After BBQ and beers with the Journeyers, I stopped by Jason Mitchell's house for some frivolity. It was genius. Wheels off.

Monday morning, back down to Baylor to speak at University Chapel. I loved it. Great kids, great staff, and a great shawarma sandwich for lunch with some Truett students and UBCers.

And I bought some new boots on my way back to the airport. You'll see them soon.

I'm home for 24 hours and off to The Emergent Gathering this evening.

Friday, September 28, 2007

A Community Called Atonement

My friend David Fitch's post on Scot McKnight's new book has reminded me to post on it. As I am the general editor for EV's series with Abingdon ("Living Theology"), I read the manuscript for A Community Called Atonement earlier this year. But, now that it's come out, I've read it again. And, I've gotta say, it's fantastic.

Scot has written an evenhanded, thoughtful, and generous book that brings the biblical narrative to bear on the several theories of the atonement that have been advanced over the past two millennia. And, his postmodernist colors show when he emphasizes the importance of metaphor in shaping our theological imaginations. That bears repeating: how we talk about something heavily influences how we understand something.

So do yourself a favor. Get this book.

Tuesday, September 25, 2007

Youth Ministry

I'm still in the thick of it in youth ministry, as it seems that my first book, Postmodern Youth Ministry has a long tail. And, I must say, I really do continue to enjoy it. Church youth ministry workers tend to be among the most open-minded, and methodologically progressive persons in the church. In fact, that's what often gets them into trouble.

So, thanks to my recent hosts at the Center for Youth Ministry Training in Nashville and Mid-America Nazarene University in Kansas City.

Hey, Mark

Tuesday, September 18, 2007

A Time to Talk

As an Enneagram 8, I'm not naturally predisposed to be a sit-around-and-talk-guy. I'm naturally more of a get-er-dun guy. I also tend to not get things done on time -- or, to be more accurate: I usually hit deadlines, but do so by massive amounts of work at the end, and at great emotional cost to those around me.

My frustration around this has been growing, primarily because the number of friends I have has grown. That is, my procrastination is directly proportional to the number of people I spend time talking to. Today, for instance, I have two conversations scheduled with people -- each will surely go over an hour, even though I am already a day late on a major writing assignment. And the thing is, I love talking to people. My life (and writing) is immeasurably richer because of the people I've met, a fact that will be abundantly clear in my next book.

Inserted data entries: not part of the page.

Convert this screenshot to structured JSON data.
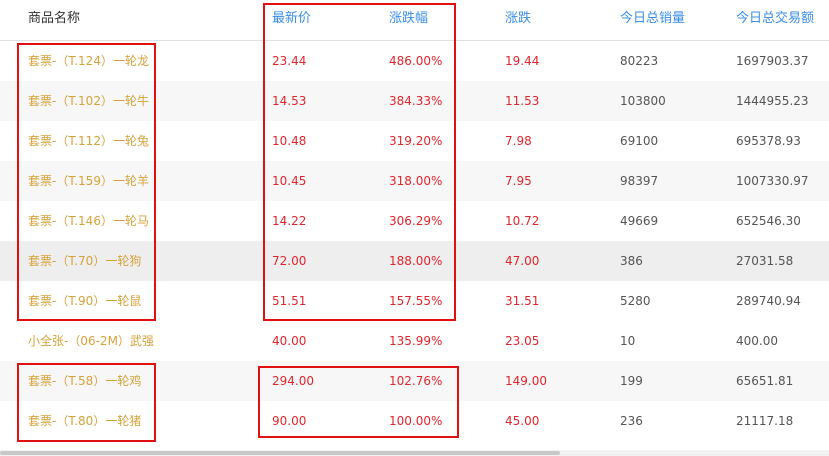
{
  "columns": [
    "商品名称",
    "最新价",
    "涨跌幅",
    "涨跌",
    "今日总销量",
    "今日总交易额"
  ],
  "rows": [
    {
      "name": "套票-（T.124）一轮龙",
      "price": "23.44",
      "pct": "486.00%",
      "change": "19.44",
      "volume": "80223",
      "turnover": "1697903.37"
    },
    {
      "name": "套票-（T.102）一轮牛",
      "price": "14.53",
      "pct": "384.33%",
      "change": "11.53",
      "volume": "103800",
      "turnover": "1444955.23"
    },
    {
      "name": "套票-（T.112）一轮兔",
      "price": "10.48",
      "pct": "319.20%",
      "change": "7.98",
      "volume": "69100",
      "turnover": "695378.93"
    },
    {
      "name": "套票-（T.159）一轮羊",
      "price": "10.45",
      "pct": "318.00%",
      "change": "7.95",
      "volume": "98397",
      "turnover": "1007330.97"
    },
    {
      "name": "套票-（T.146）一轮马",
      "price": "14.22",
      "pct": "306.29%",
      "change": "10.72",
      "volume": "49669",
      "turnover": "652546.30"
    },
    {
      "name": "套票-（T.70）一轮狗",
      "price": "72.00",
      "pct": "188.00%",
      "change": "47.00",
      "volume": "386",
      "turnover": "27031.58"
    },
    {
      "name": "套票-（T.90）一轮鼠",
      "price": "51.51",
      "pct": "157.55%",
      "change": "31.51",
      "volume": "5280",
      "turnover": "289740.94"
    },
    {
      "name": "小全张-（06-2M）武强",
      "price": "40.00",
      "pct": "135.99%",
      "change": "23.05",
      "volume": "10",
      "turnover": "400.00"
    },
    {
      "name": "套票-（T.58）一轮鸡",
      "price": "294.00",
      "pct": "102.76%",
      "change": "149.00",
      "volume": "199",
      "turnover": "65651.81"
    },
    {
      "name": "套票-（T.80）一轮猪",
      "price": "90.00",
      "pct": "100.00%",
      "change": "45.00",
      "volume": "236",
      "turnover": "21117.18"
    }
  ],
  "colors": {
    "accent_blue": "#3a8ee6",
    "price_red": "#e0262d",
    "name_gold": "#d8a23a",
    "highlight_box": "#e01010"
  }
}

Then, yesterday, I ran across this poem by Robert Frost (a fellow Dartmouth man). It sums up, I think, my feeling, and the emergent ethos:

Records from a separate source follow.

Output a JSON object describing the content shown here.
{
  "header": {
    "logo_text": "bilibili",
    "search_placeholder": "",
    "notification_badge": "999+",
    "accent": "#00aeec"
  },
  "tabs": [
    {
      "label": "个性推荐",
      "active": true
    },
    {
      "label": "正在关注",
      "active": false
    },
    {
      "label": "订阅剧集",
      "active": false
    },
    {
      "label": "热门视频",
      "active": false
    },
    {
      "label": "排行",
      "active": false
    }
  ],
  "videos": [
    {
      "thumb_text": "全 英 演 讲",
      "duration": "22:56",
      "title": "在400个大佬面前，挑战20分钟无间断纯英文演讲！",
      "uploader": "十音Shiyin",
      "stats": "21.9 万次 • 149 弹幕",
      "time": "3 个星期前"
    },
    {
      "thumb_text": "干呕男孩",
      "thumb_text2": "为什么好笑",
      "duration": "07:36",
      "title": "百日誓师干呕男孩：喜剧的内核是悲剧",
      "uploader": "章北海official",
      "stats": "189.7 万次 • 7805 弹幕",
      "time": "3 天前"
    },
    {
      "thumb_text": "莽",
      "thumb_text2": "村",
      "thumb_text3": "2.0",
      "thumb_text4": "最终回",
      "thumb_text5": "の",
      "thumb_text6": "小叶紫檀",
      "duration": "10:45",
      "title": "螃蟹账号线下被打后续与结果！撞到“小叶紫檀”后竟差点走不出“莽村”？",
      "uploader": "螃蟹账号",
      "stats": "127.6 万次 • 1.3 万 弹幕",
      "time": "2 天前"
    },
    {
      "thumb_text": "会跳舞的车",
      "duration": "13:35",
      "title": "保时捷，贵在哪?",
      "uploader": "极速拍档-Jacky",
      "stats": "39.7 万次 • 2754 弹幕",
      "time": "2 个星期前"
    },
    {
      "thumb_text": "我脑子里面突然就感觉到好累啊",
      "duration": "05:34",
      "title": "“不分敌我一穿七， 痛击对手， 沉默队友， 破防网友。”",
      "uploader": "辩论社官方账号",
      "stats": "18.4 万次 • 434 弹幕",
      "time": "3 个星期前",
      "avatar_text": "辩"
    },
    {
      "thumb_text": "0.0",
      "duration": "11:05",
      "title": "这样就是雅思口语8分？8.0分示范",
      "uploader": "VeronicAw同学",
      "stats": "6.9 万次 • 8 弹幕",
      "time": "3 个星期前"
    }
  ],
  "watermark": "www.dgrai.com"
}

A Time to Talk

When a friend calls to me from the road
And slows his horse to a meaning walk,
I don't stand still and look around
On all the hills I haven't hoed,
And shout from where I am, What is it?
No, not as there is time to talk.
I thrust my hoe in the mellow ground,
Blade-end up and five feet tall,
And plod: I go up to the stone wall
For a friendly visit.

Monday, September 17, 2007

Blogging about People

One of the reasons that I haven't blogged much recently is that much of my life is taken up with meetings.... meetings with real people. I've met with critics of emergent, and fans, talked with some on the phone, met with others in person. And I just don't think it's appropriate to blog about such things.

For instance, I met with Tim Keller last month. We had a great time together (at least I thought so), and I now consider him a friend. And I've gotten several emails and calls asking me to blog about our time together -- some people are jonesing to know what we talked about. But I just can't bring myself to blog publicly about what I talked about over a cup of coffee with a guy (OK, I'll tell you this: Tim had Earl Grey tea).

So there. I guess I've got to find other things to blog about.